4.1 This chapter identifies eight guiding principles for reform directed to providing an effective framework for the classification of media content in Australia, and the context in which the guiding principles relate to law reform and media policy. It is proposed that these principles inform the development of a new National Classification Scheme that can best meet community needs and expectations, while being more effective in its application and responsive to the challenges of technological change and media convergence.
4.2 The eight guiding principles are that:
- Australians should be able to read, hear, see and participate in media of their choice;
- communications and media services available to Australians should broadly reflect community standards, while recognising a diversity of views, cultures and ideas in the community;

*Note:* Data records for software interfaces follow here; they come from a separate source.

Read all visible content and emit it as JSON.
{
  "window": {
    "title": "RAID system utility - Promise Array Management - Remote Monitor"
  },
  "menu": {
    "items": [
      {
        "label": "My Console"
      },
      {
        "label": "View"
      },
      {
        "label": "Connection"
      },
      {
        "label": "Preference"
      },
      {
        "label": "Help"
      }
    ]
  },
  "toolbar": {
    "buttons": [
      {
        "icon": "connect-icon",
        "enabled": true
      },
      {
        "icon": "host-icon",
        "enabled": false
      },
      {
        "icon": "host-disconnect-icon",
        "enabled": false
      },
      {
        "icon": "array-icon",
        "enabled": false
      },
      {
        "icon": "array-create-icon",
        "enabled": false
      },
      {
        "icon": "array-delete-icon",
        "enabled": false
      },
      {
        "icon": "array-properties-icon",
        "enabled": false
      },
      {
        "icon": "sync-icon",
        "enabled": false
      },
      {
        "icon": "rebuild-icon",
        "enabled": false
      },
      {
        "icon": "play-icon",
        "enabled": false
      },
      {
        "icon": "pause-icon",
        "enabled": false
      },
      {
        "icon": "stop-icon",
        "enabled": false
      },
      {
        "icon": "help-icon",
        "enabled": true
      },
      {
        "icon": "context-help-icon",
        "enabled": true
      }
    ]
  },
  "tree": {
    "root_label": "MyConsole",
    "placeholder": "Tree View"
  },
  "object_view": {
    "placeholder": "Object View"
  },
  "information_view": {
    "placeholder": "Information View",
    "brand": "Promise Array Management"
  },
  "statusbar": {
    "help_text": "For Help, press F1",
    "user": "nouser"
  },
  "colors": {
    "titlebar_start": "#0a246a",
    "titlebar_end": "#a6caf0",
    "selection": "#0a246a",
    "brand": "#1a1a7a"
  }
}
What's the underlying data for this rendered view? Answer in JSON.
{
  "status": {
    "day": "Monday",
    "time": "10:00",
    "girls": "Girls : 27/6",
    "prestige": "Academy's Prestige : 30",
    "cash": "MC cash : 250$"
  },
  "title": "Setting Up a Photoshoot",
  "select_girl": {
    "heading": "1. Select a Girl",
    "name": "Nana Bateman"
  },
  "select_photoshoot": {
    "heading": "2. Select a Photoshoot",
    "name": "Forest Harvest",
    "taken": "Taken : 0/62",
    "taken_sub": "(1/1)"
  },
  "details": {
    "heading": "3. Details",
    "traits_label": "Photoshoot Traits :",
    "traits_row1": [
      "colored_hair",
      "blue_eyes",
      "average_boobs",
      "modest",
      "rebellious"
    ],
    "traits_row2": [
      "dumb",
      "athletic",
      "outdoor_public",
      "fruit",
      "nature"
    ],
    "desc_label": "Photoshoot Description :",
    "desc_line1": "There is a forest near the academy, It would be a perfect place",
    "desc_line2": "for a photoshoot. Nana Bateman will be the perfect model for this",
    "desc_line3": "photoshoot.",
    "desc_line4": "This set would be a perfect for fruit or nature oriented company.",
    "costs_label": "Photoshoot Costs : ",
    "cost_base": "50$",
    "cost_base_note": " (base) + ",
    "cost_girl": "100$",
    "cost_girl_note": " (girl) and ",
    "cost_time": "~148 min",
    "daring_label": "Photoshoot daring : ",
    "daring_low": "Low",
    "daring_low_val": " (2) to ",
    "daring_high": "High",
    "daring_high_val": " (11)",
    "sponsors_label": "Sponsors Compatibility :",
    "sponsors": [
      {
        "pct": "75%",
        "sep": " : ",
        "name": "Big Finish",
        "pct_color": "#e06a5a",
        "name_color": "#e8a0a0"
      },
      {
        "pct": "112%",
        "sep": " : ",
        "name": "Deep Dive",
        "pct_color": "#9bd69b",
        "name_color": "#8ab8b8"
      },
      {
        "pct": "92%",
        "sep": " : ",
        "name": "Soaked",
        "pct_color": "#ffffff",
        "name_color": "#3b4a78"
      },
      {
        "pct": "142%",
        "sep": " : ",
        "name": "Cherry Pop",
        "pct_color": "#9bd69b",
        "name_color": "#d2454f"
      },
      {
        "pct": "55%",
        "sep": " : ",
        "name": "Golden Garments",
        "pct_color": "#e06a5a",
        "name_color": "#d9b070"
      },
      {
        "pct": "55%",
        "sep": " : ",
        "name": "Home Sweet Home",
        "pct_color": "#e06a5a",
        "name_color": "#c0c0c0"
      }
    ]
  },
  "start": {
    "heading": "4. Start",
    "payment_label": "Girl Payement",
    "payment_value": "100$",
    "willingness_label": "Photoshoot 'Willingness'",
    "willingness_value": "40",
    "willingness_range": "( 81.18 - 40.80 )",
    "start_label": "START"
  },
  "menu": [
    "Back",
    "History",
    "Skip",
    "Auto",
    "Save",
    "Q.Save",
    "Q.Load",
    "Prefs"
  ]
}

- children should be protected from material likely to harm or disturb them;
- consumers should be provided with information about media content in a timely and clear manner, and with a responsive and effective means of addressing their concerns, including through complaints;
- the classification regulatory framework needs to be responsive to technological change and adaptive to new technologies, platforms and services;
- the classification regulatory framework should not impede competition and innovation, and not disadvantage Australian media content and service providers in international markets;
- classification regulation should be kept to the minimum needed to achieve a clear public purpose; and
- classification regulation should be focused upon content rather than platform or means of delivery.